--- Given entries ---

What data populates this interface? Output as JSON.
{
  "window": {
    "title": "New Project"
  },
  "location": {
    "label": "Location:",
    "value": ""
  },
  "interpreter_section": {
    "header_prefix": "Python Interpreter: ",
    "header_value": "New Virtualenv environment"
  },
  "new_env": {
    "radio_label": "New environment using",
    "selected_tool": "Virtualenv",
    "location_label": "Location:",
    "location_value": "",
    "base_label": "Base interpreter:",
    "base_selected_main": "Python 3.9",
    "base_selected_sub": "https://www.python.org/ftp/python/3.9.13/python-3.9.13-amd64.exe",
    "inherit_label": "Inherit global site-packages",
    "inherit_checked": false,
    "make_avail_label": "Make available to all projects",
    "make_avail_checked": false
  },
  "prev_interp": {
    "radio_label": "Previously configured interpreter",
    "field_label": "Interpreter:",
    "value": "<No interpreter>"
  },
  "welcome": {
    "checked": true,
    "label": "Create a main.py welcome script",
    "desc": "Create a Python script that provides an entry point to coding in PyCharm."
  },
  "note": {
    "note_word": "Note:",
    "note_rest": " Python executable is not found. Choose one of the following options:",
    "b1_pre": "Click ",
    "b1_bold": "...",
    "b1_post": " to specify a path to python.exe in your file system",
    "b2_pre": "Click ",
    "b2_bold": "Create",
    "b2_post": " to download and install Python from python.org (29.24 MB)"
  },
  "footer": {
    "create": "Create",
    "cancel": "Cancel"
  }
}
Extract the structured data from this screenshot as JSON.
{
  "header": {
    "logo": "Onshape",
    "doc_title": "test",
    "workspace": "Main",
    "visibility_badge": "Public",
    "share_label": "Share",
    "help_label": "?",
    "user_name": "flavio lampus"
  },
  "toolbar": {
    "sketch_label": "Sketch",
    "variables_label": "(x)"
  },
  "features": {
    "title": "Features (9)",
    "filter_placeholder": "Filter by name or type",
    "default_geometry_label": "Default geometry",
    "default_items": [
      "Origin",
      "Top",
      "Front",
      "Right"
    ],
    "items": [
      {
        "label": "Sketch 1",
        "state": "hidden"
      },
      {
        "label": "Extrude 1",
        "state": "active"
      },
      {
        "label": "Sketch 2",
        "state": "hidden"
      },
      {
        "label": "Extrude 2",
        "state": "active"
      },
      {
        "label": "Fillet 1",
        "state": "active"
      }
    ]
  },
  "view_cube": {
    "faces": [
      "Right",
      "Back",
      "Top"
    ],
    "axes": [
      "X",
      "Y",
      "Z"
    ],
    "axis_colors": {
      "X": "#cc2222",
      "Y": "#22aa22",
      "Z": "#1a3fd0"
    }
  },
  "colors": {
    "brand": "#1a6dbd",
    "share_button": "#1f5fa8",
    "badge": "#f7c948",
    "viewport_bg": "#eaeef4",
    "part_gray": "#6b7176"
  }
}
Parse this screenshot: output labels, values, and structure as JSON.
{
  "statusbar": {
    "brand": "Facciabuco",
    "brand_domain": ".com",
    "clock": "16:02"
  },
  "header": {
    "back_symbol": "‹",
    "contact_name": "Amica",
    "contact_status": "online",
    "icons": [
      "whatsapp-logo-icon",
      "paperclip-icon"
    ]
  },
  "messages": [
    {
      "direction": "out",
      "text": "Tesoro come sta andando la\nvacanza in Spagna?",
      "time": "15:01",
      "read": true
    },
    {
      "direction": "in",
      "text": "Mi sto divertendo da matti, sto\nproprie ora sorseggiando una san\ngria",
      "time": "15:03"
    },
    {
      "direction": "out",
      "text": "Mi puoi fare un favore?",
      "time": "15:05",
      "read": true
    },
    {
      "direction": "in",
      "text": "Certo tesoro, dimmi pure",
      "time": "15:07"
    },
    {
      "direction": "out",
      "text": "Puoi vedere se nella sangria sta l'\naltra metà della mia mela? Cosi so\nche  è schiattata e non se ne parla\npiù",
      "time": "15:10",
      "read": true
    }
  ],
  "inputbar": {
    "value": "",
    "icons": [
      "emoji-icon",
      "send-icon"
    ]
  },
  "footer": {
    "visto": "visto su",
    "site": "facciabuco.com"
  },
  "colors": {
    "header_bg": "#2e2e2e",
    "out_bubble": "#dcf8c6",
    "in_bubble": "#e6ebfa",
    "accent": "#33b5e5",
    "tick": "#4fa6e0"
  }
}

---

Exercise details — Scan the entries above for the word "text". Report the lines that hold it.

Exercise result —
      "text": "Tesoro come sta andando la\nvacanza in Spagna?",
      "text": "Mi sto divertendo da matti, sto\nproprie ora sorseggiando una san\ngria",
      "text": "Mi puoi fare un favore?",
      "text": "Certo tesoro, dimmi pure",
      "text": "Puoi vedere se nella sangria sta l'\naltra metà della mia mela? Cosi so\nche  è schiattata e non se ne parla\npiù",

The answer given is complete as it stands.